, Letter, , Geauga Co., OH, to JS, 25 Apr. 1837. Featured version copied [between ca. 29 May and ca. 27 June 1839] in JS Letterbook 2, p. 35; handwriting of ; JS Collection, CHL. For more complete source information, see the source note for JS Letterbook 2.
wrote the letter featured here in reply to a letter she had received from JS, which is no longer extant. JS and left , Ohio, earlier that month and remained absent from Kirtland for much of April and May because of threats made against JS’s life. JS’s location during his time away is unknown, but on 25 April—the same day Emma wrote this letter—he was arrested and released by sheriff in relation to a lawsuit for unpaid business debt.
In the letter, informed JS of the family’s welfare, noting her and their children’s unease at his absence. She also referred to tensions in and a lack of faith among some members, writing, “If I had no more confidence than some I could name, I should be a sad case indeed.” This is one of the earliest indications of unrest among the Kirtland Saints in the spring of 1837; the turmoil would develop over the next few months into direct opposition against JS.
Transcript of Proceedings, 24 Oct. 1837, Newbould v. Rigdon et al. [Geauga Co. C.P. 1837], Geauga Co., OH, Court of Common Pleas, Record Book U, pp. 351–353, Geauga County Archives and Records Center, Chardon, OH; see also Historical Introduction to Letter from Newel K. Whitney, 20 Apr. 1837.
Geauga Co., OH, Court of Common Pleas, Record Book U. Geauga County Archives and Records Center, Chardon, OH.
Your letter was welcomed both by friends and foes, we were glad enough to hear that you was well, and our enemies think they have almost found you, by seeing where the letters were mailed. We are all well as usual except is not quite as well as common. Our family is small and yet I have a great deal of business to see to, Brother Tenny has not moved yet, and he does not know when he will, we have taken possession of all the room we could get.
I have got all the money that I have had any chance to, and as many goods as I could well, I have not got much at , no money at all, there is so many a watching that place that there is no prospect of my getting any thing of consequence there.

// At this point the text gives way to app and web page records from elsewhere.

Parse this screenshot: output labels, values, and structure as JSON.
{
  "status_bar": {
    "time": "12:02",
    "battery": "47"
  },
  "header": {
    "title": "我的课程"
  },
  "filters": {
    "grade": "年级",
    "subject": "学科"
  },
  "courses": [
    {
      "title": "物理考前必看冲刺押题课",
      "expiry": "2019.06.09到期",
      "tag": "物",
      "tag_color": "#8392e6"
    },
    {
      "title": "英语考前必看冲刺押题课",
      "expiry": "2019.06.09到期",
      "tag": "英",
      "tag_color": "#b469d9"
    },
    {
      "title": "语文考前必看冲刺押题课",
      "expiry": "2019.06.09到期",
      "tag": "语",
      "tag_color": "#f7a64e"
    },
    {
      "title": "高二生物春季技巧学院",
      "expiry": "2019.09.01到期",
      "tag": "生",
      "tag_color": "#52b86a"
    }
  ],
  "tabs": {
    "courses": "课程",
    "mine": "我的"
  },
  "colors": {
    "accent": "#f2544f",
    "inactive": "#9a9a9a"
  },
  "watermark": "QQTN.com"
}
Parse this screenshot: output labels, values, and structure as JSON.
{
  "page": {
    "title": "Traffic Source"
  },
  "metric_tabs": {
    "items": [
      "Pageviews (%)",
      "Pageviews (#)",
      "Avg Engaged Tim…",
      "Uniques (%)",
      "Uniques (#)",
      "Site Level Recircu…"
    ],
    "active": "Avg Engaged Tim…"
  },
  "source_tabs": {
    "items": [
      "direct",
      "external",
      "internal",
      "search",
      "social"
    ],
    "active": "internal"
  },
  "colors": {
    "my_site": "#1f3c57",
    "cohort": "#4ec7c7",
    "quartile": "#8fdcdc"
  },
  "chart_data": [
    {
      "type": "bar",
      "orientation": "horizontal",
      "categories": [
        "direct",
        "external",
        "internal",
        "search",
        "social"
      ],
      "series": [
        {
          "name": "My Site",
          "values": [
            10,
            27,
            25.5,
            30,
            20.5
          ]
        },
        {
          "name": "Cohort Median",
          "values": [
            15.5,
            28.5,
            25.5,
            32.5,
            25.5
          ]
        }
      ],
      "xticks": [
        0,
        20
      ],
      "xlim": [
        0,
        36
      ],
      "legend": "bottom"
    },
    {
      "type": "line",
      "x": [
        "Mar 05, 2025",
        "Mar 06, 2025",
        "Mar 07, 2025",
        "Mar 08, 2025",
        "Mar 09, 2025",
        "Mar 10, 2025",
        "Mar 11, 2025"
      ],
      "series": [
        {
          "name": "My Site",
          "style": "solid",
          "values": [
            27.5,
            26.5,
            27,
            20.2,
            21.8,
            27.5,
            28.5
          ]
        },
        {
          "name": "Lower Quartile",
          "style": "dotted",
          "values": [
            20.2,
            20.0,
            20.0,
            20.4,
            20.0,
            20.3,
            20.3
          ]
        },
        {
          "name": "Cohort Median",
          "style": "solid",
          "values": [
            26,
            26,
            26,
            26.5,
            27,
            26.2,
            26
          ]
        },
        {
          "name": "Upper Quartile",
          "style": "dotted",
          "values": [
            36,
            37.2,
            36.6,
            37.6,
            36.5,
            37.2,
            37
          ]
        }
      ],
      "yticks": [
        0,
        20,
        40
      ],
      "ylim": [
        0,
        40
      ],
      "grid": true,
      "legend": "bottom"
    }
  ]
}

Brother Knights will tell you better about the business than I can write, as there is but a moment for me to improve. I cannot tell you my feelings when I found I could not see you before you left, yet I expect you can realize them, the children feel very anxious about you because they dont know where you have gone; I verily feel that if I had no more confidence in God than some I could name, I should be in a sad case indeed but I still believe that if we humble ourselves, and are <as> faithful as we can be we shall be delivered from every snare that may be laid for our feet, and our lives and property will be saved and we redeemed from all unreasonable encumbrances.
My time is out, I pray that God will keep you in purity and safety till we all meet again.
“Brother Tenny” might be William Tenney Jr. or his father, William Tenney Sr., both of whom were living in Kirtland in 1836. According to biographies of William Tenney Jr. and Eliza Webb Tenney compiled by one of their descendants, the couple purchased a house and lot from Jared Carter in late 1835 that was near JS’s home. Emma’s reference to more space may refer to trying to acquire land from the Tenneys. It is also possible that one of the Tenneys was boarding in JS and Emma’s home north of the House of the Lord and that they were trying to reclaim the space. (Kirtland Elders Quorum, “Record,” 30 Jan. and 29 Apr. 1836; The Twelve Apostles [Kirtland, OH: ca. Apr. 1836], copy at CHL; Morris, “William Tenney and Eliza L. Webb.”)
Kirtland Elders Quorum. “A Record of the First Quorurum of Elders Belonging to the Church of Christ: In Kirtland Geauga Co. Ohio,” 1836–1838, 1840–1841. CCLA.
The Twelve Apostles. [Kirtland, OH: ca. Apr. 1836]. Copy at CHL.
Morris, Rod. “William Tenney and Eliza L. Webb.” The Morris Clan. Accessed 9 June 2016. http://www.themorrisclan.com.
Vinson Knight may have been the courier who delivered Emma Smith’s letter to JS and apprised him of business matters in Kirtland and Chester. Knight served as a clerk for the store run by the firm H. Smith & Co. in Kirtland, and he may have worked in the Chester store as well. He was also a counselor to BishopNewel K. Whitney. (H. Smith & Co., Store Daybook, July–Nov. 1836, in Belnap, Account Book, CHL; Minutes, 13 Jan. 1836.)
H. Smith & Co. Daybook, July–Nov. 1836. In Gilbert Belnap, Account Book, 1836–1874. CHL.